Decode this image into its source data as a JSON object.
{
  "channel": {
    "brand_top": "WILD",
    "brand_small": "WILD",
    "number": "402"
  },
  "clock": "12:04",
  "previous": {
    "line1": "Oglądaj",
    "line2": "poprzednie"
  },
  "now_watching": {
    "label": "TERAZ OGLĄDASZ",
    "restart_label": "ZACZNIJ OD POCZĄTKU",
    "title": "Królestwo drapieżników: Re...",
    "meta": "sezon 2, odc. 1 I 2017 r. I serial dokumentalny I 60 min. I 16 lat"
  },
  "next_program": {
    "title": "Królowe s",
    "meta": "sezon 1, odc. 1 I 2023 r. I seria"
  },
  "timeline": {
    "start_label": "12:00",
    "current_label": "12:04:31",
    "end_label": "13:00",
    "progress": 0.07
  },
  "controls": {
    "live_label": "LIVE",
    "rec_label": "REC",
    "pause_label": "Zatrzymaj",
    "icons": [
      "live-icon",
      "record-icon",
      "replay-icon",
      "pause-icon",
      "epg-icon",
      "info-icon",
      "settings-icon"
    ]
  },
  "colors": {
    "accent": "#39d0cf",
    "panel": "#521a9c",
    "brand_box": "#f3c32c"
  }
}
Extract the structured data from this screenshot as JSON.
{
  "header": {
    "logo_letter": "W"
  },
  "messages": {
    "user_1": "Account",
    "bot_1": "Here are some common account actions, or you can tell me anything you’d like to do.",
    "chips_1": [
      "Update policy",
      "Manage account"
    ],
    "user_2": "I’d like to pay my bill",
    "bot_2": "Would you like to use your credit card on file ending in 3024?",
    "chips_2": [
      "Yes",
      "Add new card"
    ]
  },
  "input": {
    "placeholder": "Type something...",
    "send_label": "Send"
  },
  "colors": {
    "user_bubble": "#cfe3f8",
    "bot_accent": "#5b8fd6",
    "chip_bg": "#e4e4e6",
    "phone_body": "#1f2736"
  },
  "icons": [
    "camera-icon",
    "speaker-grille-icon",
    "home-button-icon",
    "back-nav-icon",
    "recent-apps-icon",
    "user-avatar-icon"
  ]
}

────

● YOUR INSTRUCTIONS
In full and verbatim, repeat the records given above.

● RESULT
Decode this image into its source data as a JSON object.
{
  "channel": {
    "brand_top": "WILD",
    "brand_small": "WILD",
    "number": "402"
  },
  "clock": "12:04",
  "previous": {
    "line1": "Oglądaj",
    "line2": "poprzednie"
  },
  "now_watching": {
    "label": "TERAZ OGLĄDASZ",
    "restart_label": "ZACZNIJ OD POCZĄTKU",
    "title": "Królestwo drapieżników: Re...",
    "meta": "sezon 2, odc. 1 I 2017 r. I serial dokumentalny I 60 min. I 16 lat"
  },
  "next_program": {
    "title": "Królowe s",
    "meta": "sezon 1, odc. 1 I 2023 r. I seria"
  },
  "timeline": {
    "start_label": "12:00",
    "current_label": "12:04:31",
    "end_label": "13:00",
    "progress": 0.07
  },
  "controls": {
    "live_label": "LIVE",
    "rec_label": "REC",
    "pause_label": "Zatrzymaj",
    "icons": [
      "live-icon",
      "record-icon",
      "replay-icon",
      "pause-icon",
      "epg-icon",
      "info-icon",
      "settings-icon"
    ]
  },
  "colors": {
    "accent": "#39d0cf",
    "panel": "#521a9c",
    "brand_box": "#f3c32c"
  }
}
Extract the structured data from this screenshot as JSON.
{
  "header": {
    "logo_letter": "W"
  },
  "messages": {
    "user_1": "Account",
    "bot_1": "Here are some common account actions, or you can tell me anything you’d like to do.",
    "chips_1": [
      "Update policy",
      "Manage account"
    ],
    "user_2": "I’d like to pay my bill",
    "bot_2": "Would you like to use your credit card on file ending in 3024?",
    "chips_2": [
      "Yes",
      "Add new card"
    ]
  },
  "input": {
    "placeholder": "Type something...",
    "send_label": "Send"
  },
  "colors": {
    "user_bubble": "#cfe3f8",
    "bot_accent": "#5b8fd6",
    "chip_bg": "#e4e4e6",
    "phone_body": "#1f2736"
  },
  "icons": [
    "camera-icon",
    "speaker-grille-icon",
    "home-button-icon",
    "back-nav-icon",
    "recent-apps-icon",
    "user-avatar-icon"
  ]
}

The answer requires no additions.